→ **WHAT IS NEEDED**
In the entries that follow, count each line containing "Enable" and state the total, nothing more.

→ **AVAILABLE RECORDS**
▼▼▼

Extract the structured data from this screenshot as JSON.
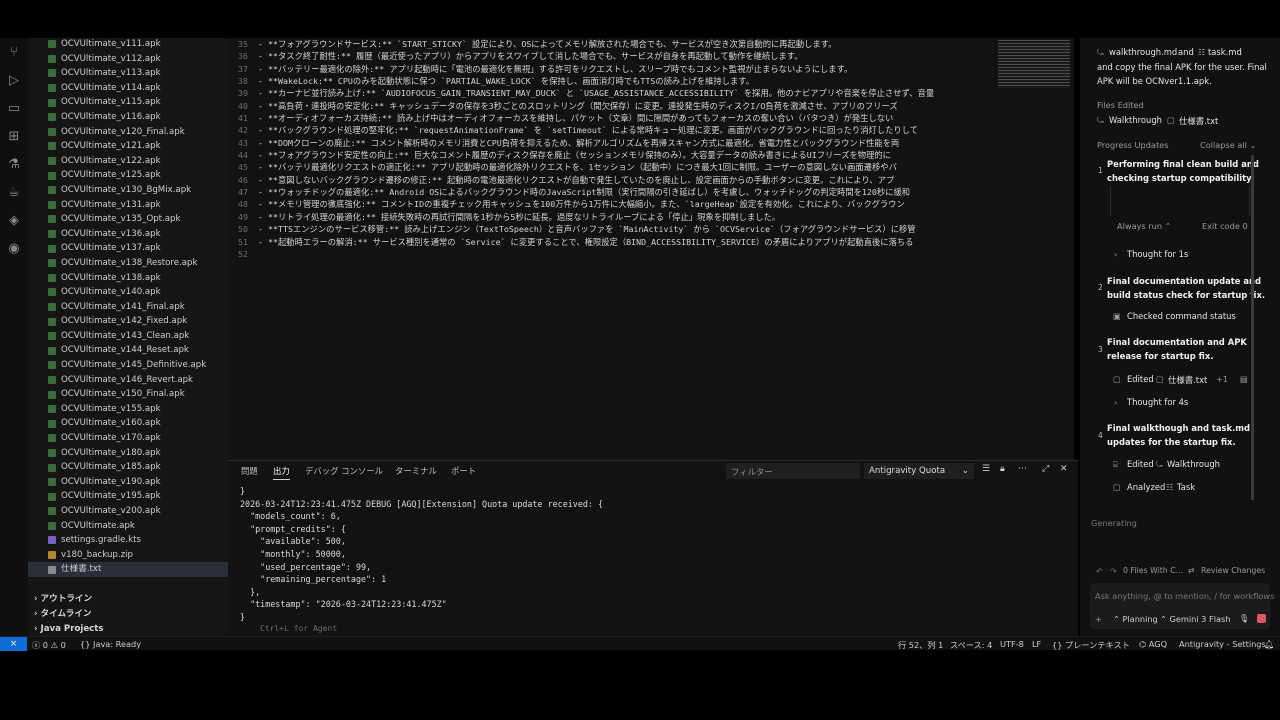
{
  "explorer": {
    "files": [
      "OCVUltimate_v111.apk",
      "OCVUltimate_v112.apk",
      "OCVUltimate_v113.apk",
      "OCVUltimate_v114.apk",
      "OCVUltimate_v115.apk",
      "OCVUltimate_v116.apk",
      "OCVUltimate_v120_Final.apk",
      "OCVUltimate_v121.apk",
      "OCVUltimate_v122.apk",
      "OCVUltimate_v125.apk",
      "OCVUltimate_v130_BgMix.apk",
      "OCVUltimate_v131.apk",
      "OCVUltimate_v135_Opt.apk",
      "OCVUltimate_v136.apk",
      "OCVUltimate_v137.apk",
      "OCVUltimate_v138_Restore.apk",
      "OCVUltimate_v138.apk",
      "OCVUltimate_v140.apk",
      "OCVUltimate_v141_Final.apk",
      "OCVUltimate_v142_Fixed.apk",
      "OCVUltimate_v143_Clean.apk",
      "OCVUltimate_v144_Reset.apk",
      "OCVUltimate_v145_Definitive.apk",
      "OCVUltimate_v146_Revert.apk",
      "OCVUltimate_v150_Final.apk",
      "OCVUltimate_v155.apk",
      "OCVUltimate_v160.apk",
      "OCVUltimate_v170.apk",
      "OCVUltimate_v180.apk",
      "OCVUltimate_v185.apk",
      "OCVUltimate_v190.apk",
      "OCVUltimate_v195.apk",
      "OCVUltimate_v200.apk",
      "OCVUltimate.apk",
      "settings.gradle.kts",
      "v180_backup.zip",
      "仕様書.txt"
    ],
    "sections": [
      "アウトライン",
      "タイムライン",
      "Java Projects"
    ]
  },
  "editor": {
    "lines": [
      {
        "n": "35",
        "t": "- **フォアグラウンドサービス:** `START_STICKY` 設定により、OSによってメモリ解放された場合でも、サービスが空き次第自動的に再起動します。"
      },
      {
        "n": "36",
        "t": "- **タスク終了耐性:** 履歴（最近使ったアプリ）からアプリをスワイプして消した場合でも、サービスが自身を再起動して動作を継続します。"
      },
      {
        "n": "37",
        "t": "- **バッテリー最適化の除外:** アプリ起動時に「電池の最適化を無視」する許可をリクエストし、スリープ時でもコメント監視が止まらないようにします。"
      },
      {
        "n": "38",
        "t": "- **WakeLock:** CPUのみを起動状態に保つ `PARTIAL_WAKE_LOCK` を保持し、画面消灯時でもTTSの読み上げを維持します。"
      },
      {
        "n": "39",
        "t": "- **カーナビ並行読み上げ:** `AUDIOFOCUS_GAIN_TRANSIENT_MAY_DUCK` と `USAGE_ASSISTANCE_ACCESSIBILITY` を採用。他のナビアプリや音楽を停止させず、音量"
      },
      {
        "n": "40",
        "t": "- **高負荷・連投時の安定化:** キャッシュデータの保存を3秒ごとのスロットリング（間欠保存）に変更。連投発生時のディスクI/O負荷を激減させ、アプリのフリーズ"
      },
      {
        "n": "41",
        "t": "- **オーディオフォーカス持続:** 読み上げ中はオーディオフォーカスを維持し、パケット（文章）間に隙間があってもフォーカスの奪い合い（バタつき）が発生しない"
      },
      {
        "n": "42",
        "t": "- **バックグラウンド処理の堅牢化:** `requestAnimationFrame` を `setTimeout` による常時キュー処理に変更。画面がバックグラウンドに回ったり消灯したりして"
      },
      {
        "n": "43",
        "t": "- **DOMクローンの廃止:** コメント解析時のメモリ消費とCPU負荷を抑えるため、解析アルゴリズムを再帰スキャン方式に最適化。省電力性とバックグラウンド性能を両"
      },
      {
        "n": "44",
        "t": "- **フォアグラウンド安定性の向上:** 巨大なコメント履歴のディスク保存を廃止（セッションメモリ保持のみ）。大容量データの読み書きによるUIフリーズを物理的に"
      },
      {
        "n": "45",
        "t": "- **バッテリ最適化リクエストの適正化:** アプリ起動時の最適化除外リクエストを、1セッション（起動中）につき最大1回に制限。ユーザーの意図しない画面遷移やバ"
      },
      {
        "n": "46",
        "t": "- **意図しないバックグラウンド遷移の修正:** 起動時の電池最適化リクエストが自動で発生していたのを廃止し、設定画面からの手動ボタンに変更。これにより、アプ"
      },
      {
        "n": "47",
        "t": "- **ウォッチドッグの最適化:** Android OSによるバックグラウンド時のJavaScript制限（実行間隔の引き延ばし）を考慮し、ウォッチドッグの判定時間を120秒に緩和"
      },
      {
        "n": "48",
        "t": "- **メモリ管理の徹底強化:** コメントIDの重複チェック用キャッシュを100万件から1万件に大幅縮小。また、`largeHeap`設定を有効化。これにより、バックグラウン"
      },
      {
        "n": "49",
        "t": "- **リトライ処理の最適化:** 接続失敗時の再試行間隔を1秒から5秒に延長。過度なリトライループによる「停止」現象を抑制しました。"
      },
      {
        "n": "50",
        "t": "- **TTSエンジンのサービス移管:** 読み上げエンジン（TextToSpeech）と音声バッファを `MainActivity` から `OCVService`（フォアグラウンドサービス）に移管"
      },
      {
        "n": "51",
        "t": "- **起動時エラーの解消:** サービス種別を通常の `Service` に変更することで、権限設定（BIND_ACCESSIBILITY_SERVICE）の矛盾によりアプリが起動直後に落ちる"
      },
      {
        "n": "52",
        "t": ""
      }
    ]
  },
  "panel": {
    "tabs": [
      "問題",
      "出力",
      "デバッグ コンソール",
      "ターミナル",
      "ポート"
    ],
    "filter_placeholder": "フィルター",
    "channel": "Antigravity Quota",
    "output": [
      "}",
      "2026-03-24T12:23:41.475Z DEBUG [AGQ][Extension] Quota update received: {",
      "  \"models_count\": 6,",
      "  \"prompt_credits\": {",
      "    \"available\": 500,",
      "    \"monthly\": 50000,",
      "    \"used_percentage\": 99,",
      "    \"remaining_percentage\": 1",
      "  },",
      "  \"timestamp\": \"2026-03-24T12:23:41.475Z\"",
      "}"
    ],
    "hint": "Ctrl+L for Agent"
  },
  "agent": {
    "intro_file1": "walkthrough.md",
    "intro_and": "and",
    "intro_file2": "task.md",
    "intro_line2": "and copy the final APK for the user. Final",
    "intro_line3": "APK will be OCNver1.1.apk.",
    "files_edited_label": "Files Edited",
    "edited_files": [
      "Walkthrough",
      "仕様書.txt"
    ],
    "progress_label": "Progress Updates",
    "collapse_label": "Collapse all",
    "steps": [
      {
        "num": "1",
        "title1": "Performing final clean build and",
        "title2": "checking startup compatibility."
      },
      {
        "num": "2",
        "title1": "Final documentation update and",
        "title2": "build status check for startup fix."
      },
      {
        "num": "3",
        "title1": "Final documentation and APK",
        "title2": "release for startup fix."
      },
      {
        "num": "4",
        "title1": "Final walkthough and task.md",
        "title2": "updates for the startup fix."
      }
    ],
    "always_run": "Always run",
    "exit_code": "Exit code 0",
    "thought1": "Thought for 1s",
    "checked_status": "Checked command status",
    "edited_label": "Edited",
    "edited_file_3": "仕様書.txt",
    "plus_one": "+1",
    "thought2": "Thought for 4s",
    "edited_walkthrough": "Walkthrough",
    "analyzed_label": "Analyzed",
    "task_label": "Task",
    "generating": "Generating",
    "files_with_changes": "0 Files With C...",
    "review_changes": "Review Changes",
    "input_placeholder": "Ask anything, @ to mention, / for workflows",
    "mode": "Planning",
    "model": "Gemini 3 Flash"
  },
  "status": {
    "errors": "0",
    "warnings": "0",
    "java": "Java: Ready",
    "cursor": "行 52、列 1",
    "spaces": "スペース: 4",
    "encoding": "UTF-8",
    "eol": "LF",
    "lang": "プレーンテキスト",
    "agq": "AGQ",
    "settings": "Antigravity - Settings"
  },
  "colors": {
    "accent": "#0f6bd6",
    "stop": "#e05561"
  }
}
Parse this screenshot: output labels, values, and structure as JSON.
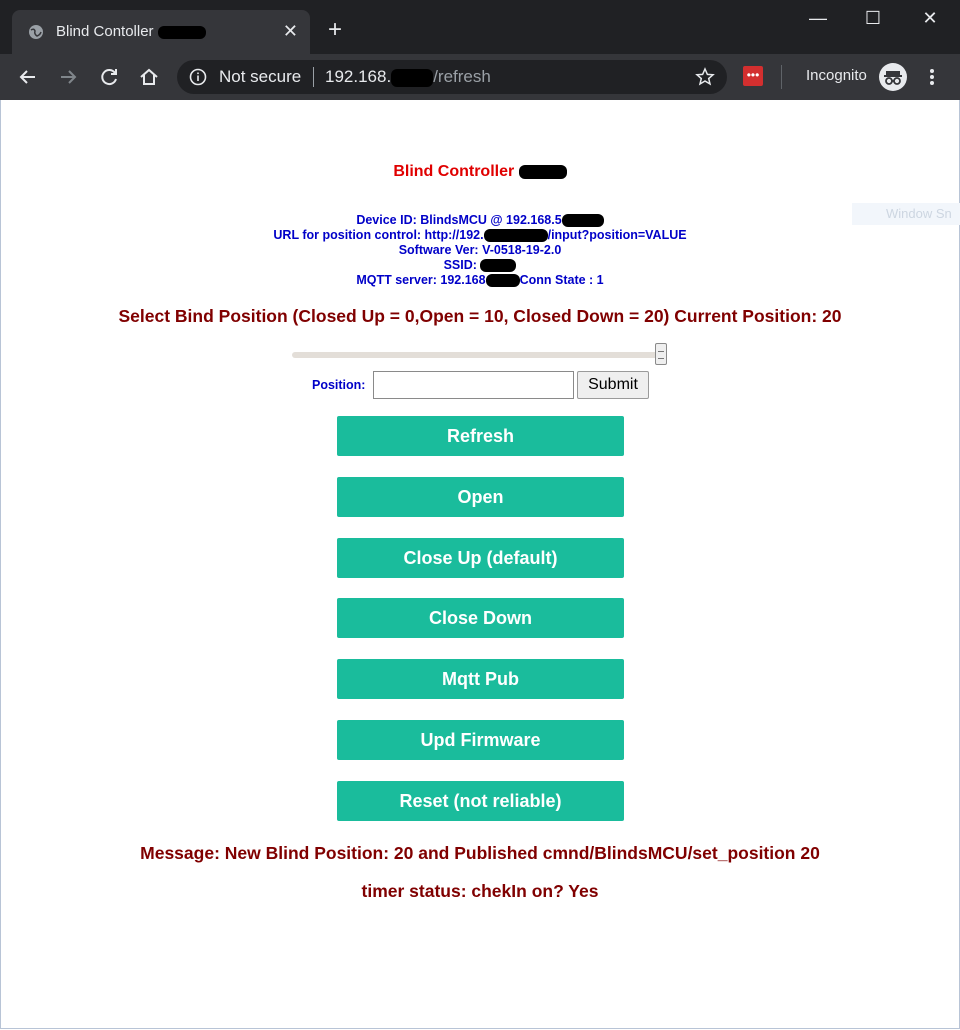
{
  "browser": {
    "tab_title": "Blind Contoller",
    "new_tab_symbol": "+",
    "close_tab_symbol": "✕",
    "security_label": "Not secure",
    "url_host": "192.168.",
    "url_path": "/refresh",
    "incognito_label": "Incognito",
    "window_controls": {
      "minimize": "—",
      "maximize": "☐",
      "close": "✕"
    }
  },
  "ghost_window_snap": "Window Sn",
  "page": {
    "title": "Blind Controller",
    "device_id": "Device ID: BlindsMCU @ 192.168.5",
    "url_control_prefix": "URL for position control: http://192.",
    "url_control_suffix": "/input?position=VALUE",
    "software_ver": "Software Ver: V-0518-19-2.0",
    "ssid": "SSID:",
    "mqtt_prefix": "MQTT server: 192.168",
    "mqtt_suffix": "Conn State : 1",
    "select_prompt": "Select Bind Position (Closed Up = 0,Open = 10, Closed Down = 20) Current Position: 20",
    "slider": {
      "min": 0,
      "max": 20,
      "value": 20
    },
    "position_label": "Position:",
    "position_value": "",
    "submit_label": "Submit",
    "buttons": [
      "Refresh",
      "Open",
      "Close Up (default)",
      "Close Down",
      "Mqtt Pub",
      "Upd Firmware",
      "Reset (not reliable)"
    ],
    "message": "Message: New Blind Position: 20 and Published cmnd/BlindsMCU/set_position 20",
    "timer_status": "timer status: chekIn on? Yes"
  },
  "colors": {
    "accent_button": "#1abc9c",
    "heading_red": "#e00000",
    "info_blue": "#0000c8",
    "maroon": "#800000"
  },
  "icons": [
    "globe-icon",
    "close-icon",
    "plus-icon",
    "back-icon",
    "forward-icon",
    "reload-icon",
    "home-icon",
    "info-icon",
    "star-icon",
    "lastpass-icon",
    "incognito-icon",
    "kebab-menu-icon"
  ]
}
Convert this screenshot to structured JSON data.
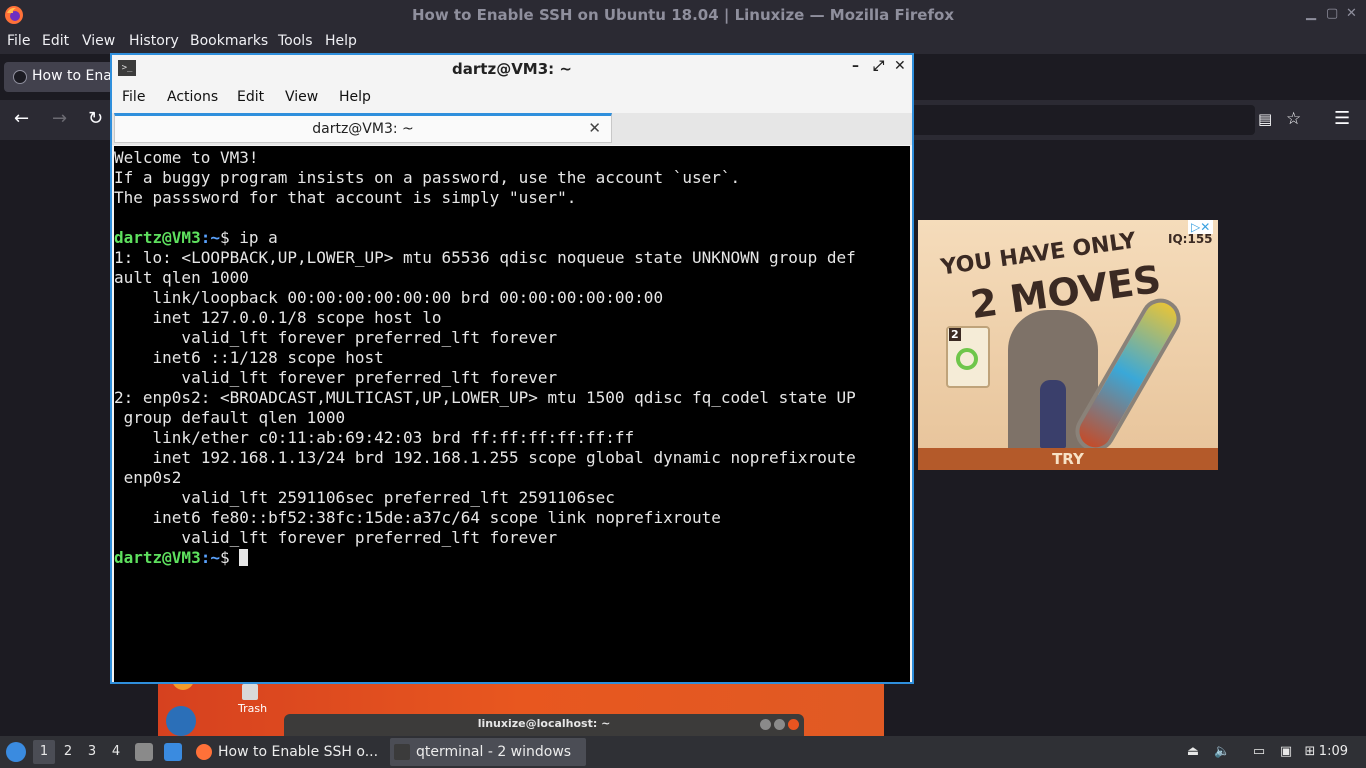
{
  "firefox": {
    "window_title": "How to Enable SSH on Ubuntu 18.04 | Linuxize — Mozilla Firefox",
    "menu": [
      "File",
      "Edit",
      "View",
      "History",
      "Bookmarks",
      "Tools",
      "Help"
    ],
    "tab_title": "How to Enable SSH on Ubuntu 18.04 | Linuxize"
  },
  "ad": {
    "headline1": "YOU HAVE ONLY",
    "headline2": "2 MOVES",
    "corner": "IQ:155",
    "card_number": "2",
    "cta": "TRY"
  },
  "desktop": {
    "trash_label": "Trash",
    "background_window_title": "linuxize@localhost: ~"
  },
  "qterminal": {
    "window_title": "dartz@VM3: ~",
    "menu": [
      "File",
      "Actions",
      "Edit",
      "View",
      "Help"
    ],
    "tab_label": "dartz@VM3: ~",
    "prompt_user": "dartz@VM3",
    "prompt_path": ":~",
    "prompt_symbol": "$ ",
    "welcome_lines": [
      "Welcome to VM3!",
      "If a buggy program insists on a password, use the account `user`.",
      "The passsword for that account is simply \"user\"."
    ],
    "command": "ip a",
    "output_lines": [
      "1: lo: <LOOPBACK,UP,LOWER_UP> mtu 65536 qdisc noqueue state UNKNOWN group def",
      "ault qlen 1000",
      "    link/loopback 00:00:00:00:00:00 brd 00:00:00:00:00:00",
      "    inet 127.0.0.1/8 scope host lo",
      "       valid_lft forever preferred_lft forever",
      "    inet6 ::1/128 scope host",
      "       valid_lft forever preferred_lft forever",
      "2: enp0s2: <BROADCAST,MULTICAST,UP,LOWER_UP> mtu 1500 qdisc fq_codel state UP",
      " group default qlen 1000",
      "    link/ether c0:11:ab:69:42:03 brd ff:ff:ff:ff:ff:ff",
      "    inet 192.168.1.13/24 brd 192.168.1.255 scope global dynamic noprefixroute",
      " enp0s2",
      "       valid_lft 2591106sec preferred_lft 2591106sec",
      "    inet6 fe80::bf52:38fc:15de:a37c/64 scope link noprefixroute",
      "       valid_lft forever preferred_lft forever"
    ]
  },
  "taskbar": {
    "workspaces": [
      "1",
      "2",
      "3",
      "4"
    ],
    "active_workspace": "1",
    "tasks": [
      {
        "label": "How to Enable SSH o..."
      },
      {
        "label": "qterminal - 2 windows"
      }
    ],
    "clock": "1:09"
  },
  "colors": {
    "accent": "#2f8fdc",
    "prompt_green": "#5ee05e",
    "prompt_blue": "#5aa3ff",
    "firefox_chrome": "#2b2a33"
  },
  "icons": {
    "firefox_logo": "firefox-icon",
    "terminal": "terminal-icon",
    "trash": "trash-icon",
    "start_menu": "lxqt-start-icon"
  }
}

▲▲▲

→ **TASK RESULT**
3